If a line in the data holds "head", copy that line out in full.

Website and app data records
^^^^^^^^^^^^^^^^
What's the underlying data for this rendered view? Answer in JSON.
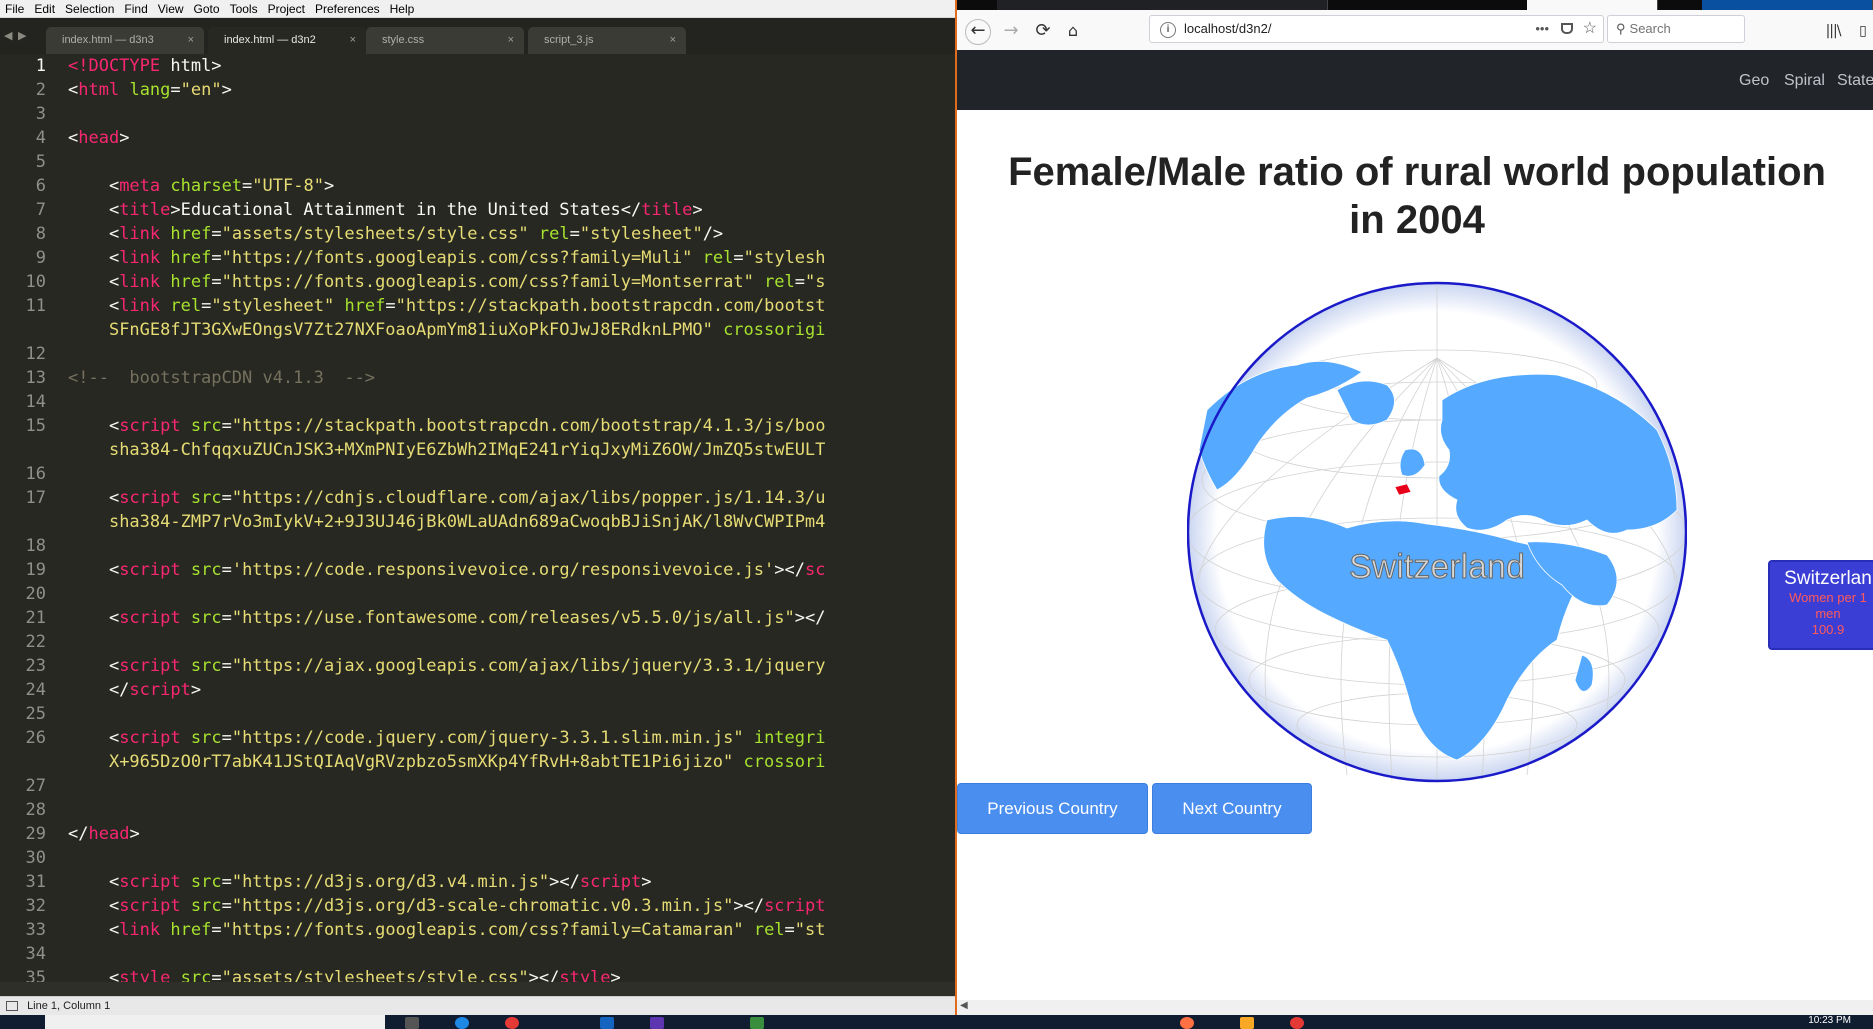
{
  "editor": {
    "menu": [
      "File",
      "Edit",
      "Selection",
      "Find",
      "View",
      "Goto",
      "Tools",
      "Project",
      "Preferences",
      "Help"
    ],
    "tabs": [
      {
        "label": "index.html — d3n3",
        "active": false
      },
      {
        "label": "index.html — d3n2",
        "active": true
      },
      {
        "label": "style.css",
        "active": false
      },
      {
        "label": "script_3.js",
        "active": false
      }
    ],
    "tab_close_glyph": "×",
    "current_line": 1,
    "lines": [
      {
        "n": "1",
        "html": "<span class=\"tg\">&lt;!DOCTYPE</span> html&gt;"
      },
      {
        "n": "2",
        "html": "&lt;<span class=\"tg\">html</span> <span class=\"at\">lang</span>=<span class=\"st\">\"en\"</span>&gt;"
      },
      {
        "n": "3",
        "html": ""
      },
      {
        "n": "4",
        "html": "&lt;<span class=\"tg\">head</span>&gt;"
      },
      {
        "n": "5",
        "html": ""
      },
      {
        "n": "6",
        "html": "    &lt;<span class=\"tg\">meta</span> <span class=\"at\">charset</span>=<span class=\"st\">\"UTF-8\"</span>&gt;"
      },
      {
        "n": "7",
        "html": "    &lt;<span class=\"tg\">title</span>&gt;Educational Attainment in the United States&lt;/<span class=\"tg\">title</span>&gt;"
      },
      {
        "n": "8",
        "html": "    &lt;<span class=\"tg\">link</span> <span class=\"at\">href</span>=<span class=\"st\">\"assets/stylesheets/style.css\"</span> <span class=\"at\">rel</span>=<span class=\"st\">\"stylesheet\"</span>/&gt;"
      },
      {
        "n": "9",
        "html": "    &lt;<span class=\"tg\">link</span> <span class=\"at\">href</span>=<span class=\"st\">\"https://fonts.googleapis.com/css?family=Muli\"</span> <span class=\"at\">rel</span>=<span class=\"st\">\"stylesh</span>"
      },
      {
        "n": "10",
        "html": "    &lt;<span class=\"tg\">link</span> <span class=\"at\">href</span>=<span class=\"st\">\"https://fonts.googleapis.com/css?family=Montserrat\"</span> <span class=\"at\">rel</span>=<span class=\"st\">\"s</span>"
      },
      {
        "n": "11",
        "html": "    &lt;<span class=\"tg\">link</span> <span class=\"at\">rel</span>=<span class=\"st\">\"stylesheet\"</span> <span class=\"at\">href</span>=<span class=\"st\">\"https://stackpath.bootstrapcdn.com/bootst</span>"
      },
      {
        "n": "",
        "html": "    <span class=\"st\">SFnGE8fJT3GXwEOngsV7Zt27NXFoaoApmYm81iuXoPkFOJwJ8ERdknLPMO\"</span> <span class=\"at\">crossorigi</span>"
      },
      {
        "n": "12",
        "html": ""
      },
      {
        "n": "13",
        "html": "<span class=\"cm\">&lt;!--  bootstrapCDN v4.1.3  --&gt;</span>"
      },
      {
        "n": "14",
        "html": ""
      },
      {
        "n": "15",
        "html": "    &lt;<span class=\"tg\">script</span> <span class=\"at\">src</span>=<span class=\"st\">\"https://stackpath.bootstrapcdn.com/bootstrap/4.1.3/js/boo</span>"
      },
      {
        "n": "",
        "html": "    <span class=\"st\">sha384-ChfqqxuZUCnJSK3+MXmPNIyE6ZbWh2IMqE241rYiqJxyMiZ6OW/JmZQ5stwEULT</span>"
      },
      {
        "n": "16",
        "html": ""
      },
      {
        "n": "17",
        "html": "    &lt;<span class=\"tg\">script</span> <span class=\"at\">src</span>=<span class=\"st\">\"https://cdnjs.cloudflare.com/ajax/libs/popper.js/1.14.3/u</span>"
      },
      {
        "n": "",
        "html": "    <span class=\"st\">sha384-ZMP7rVo3mIykV+2+9J3UJ46jBk0WLaUAdn689aCwoqbBJiSnjAK/l8WvCWPIPm4</span>"
      },
      {
        "n": "18",
        "html": ""
      },
      {
        "n": "19",
        "html": "    &lt;<span class=\"tg\">script</span> <span class=\"at\">src</span>=<span class=\"st\">'https://code.responsivevoice.org/responsivevoice.js'</span>&gt;&lt;/<span class=\"tg\">sc</span>"
      },
      {
        "n": "20",
        "html": ""
      },
      {
        "n": "21",
        "html": "    &lt;<span class=\"tg\">script</span> <span class=\"at\">src</span>=<span class=\"st\">\"https://use.fontawesome.com/releases/v5.5.0/js/all.js\"</span>&gt;&lt;/"
      },
      {
        "n": "22",
        "html": ""
      },
      {
        "n": "23",
        "html": "    &lt;<span class=\"tg\">script</span> <span class=\"at\">src</span>=<span class=\"st\">\"https://ajax.googleapis.com/ajax/libs/jquery/3.3.1/jquery</span>"
      },
      {
        "n": "24",
        "html": "    &lt;/<span class=\"tg\">script</span>&gt;"
      },
      {
        "n": "25",
        "html": ""
      },
      {
        "n": "26",
        "html": "    &lt;<span class=\"tg\">script</span> <span class=\"at\">src</span>=<span class=\"st\">\"https://code.jquery.com/jquery-3.3.1.slim.min.js\"</span> <span class=\"at\">integri</span>"
      },
      {
        "n": "",
        "html": "    <span class=\"st\">X+965DzO0rT7abK41JStQIAqVgRVzpbzo5smXKp4YfRvH+8abtTE1Pi6jizo\"</span> <span class=\"at\">crossori</span>"
      },
      {
        "n": "27",
        "html": ""
      },
      {
        "n": "28",
        "html": ""
      },
      {
        "n": "29",
        "html": "&lt;/<span class=\"tg\">head</span>&gt;"
      },
      {
        "n": "30",
        "html": ""
      },
      {
        "n": "31",
        "html": "    &lt;<span class=\"tg\">script</span> <span class=\"at\">src</span>=<span class=\"st\">\"https://d3js.org/d3.v4.min.js\"</span>&gt;&lt;/<span class=\"tg\">script</span>&gt;"
      },
      {
        "n": "32",
        "html": "    &lt;<span class=\"tg\">script</span> <span class=\"at\">src</span>=<span class=\"st\">\"https://d3js.org/d3-scale-chromatic.v0.3.min.js\"</span>&gt;&lt;/<span class=\"tg\">script</span>"
      },
      {
        "n": "33",
        "html": "    &lt;<span class=\"tg\">link</span> <span class=\"at\">href</span>=<span class=\"st\">\"https://fonts.googleapis.com/css?family=Catamaran\"</span> <span class=\"at\">rel</span>=<span class=\"st\">\"st</span>"
      },
      {
        "n": "34",
        "html": ""
      },
      {
        "n": "35",
        "html": "    &lt;<span class=\"tg\">style</span> <span class=\"at\">src</span>=<span class=\"st\">\"assets/stylesheets/style.css\"</span>&gt;&lt;/<span class=\"tg\">style</span>&gt;"
      }
    ],
    "status": "Line 1, Column 1",
    "colors": {
      "background": "#272822",
      "tag": "#f92672",
      "attribute": "#a6e22e",
      "string": "#e6db74",
      "comment": "#75715e"
    }
  },
  "browser": {
    "url": "localhost/d3n2/",
    "search_placeholder": "Search",
    "nav_links": [
      "Geo",
      "Spiral",
      "State"
    ],
    "title_line1": "Female/Male ratio of rural world population",
    "title_line2": "in 2004",
    "globe": {
      "highlighted_country": "Switzerland",
      "ocean_color": "#ffffff",
      "land_color": "#55aaff",
      "outline_color": "#1a1ac8",
      "highlight_color": "#e8001a"
    },
    "tooltip": {
      "country": "Switzerlan",
      "metric_line1": "Women per 1",
      "metric_line2": "men",
      "value": "100.9"
    },
    "buttons": {
      "previous": "Previous Country",
      "next": "Next Country"
    },
    "colors": {
      "button": "#4a8ef0",
      "navbar": "#212529",
      "tooltip": "#3b3ed4"
    }
  },
  "taskbar": {
    "clock": "10:23 PM"
  }
}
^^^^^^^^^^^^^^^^
> **Task response**:
        "html": "&lt;<span class=\"tg\">head</span>&gt;"
        "html": "&lt;/<span class=\"tg\">head</span>&gt;"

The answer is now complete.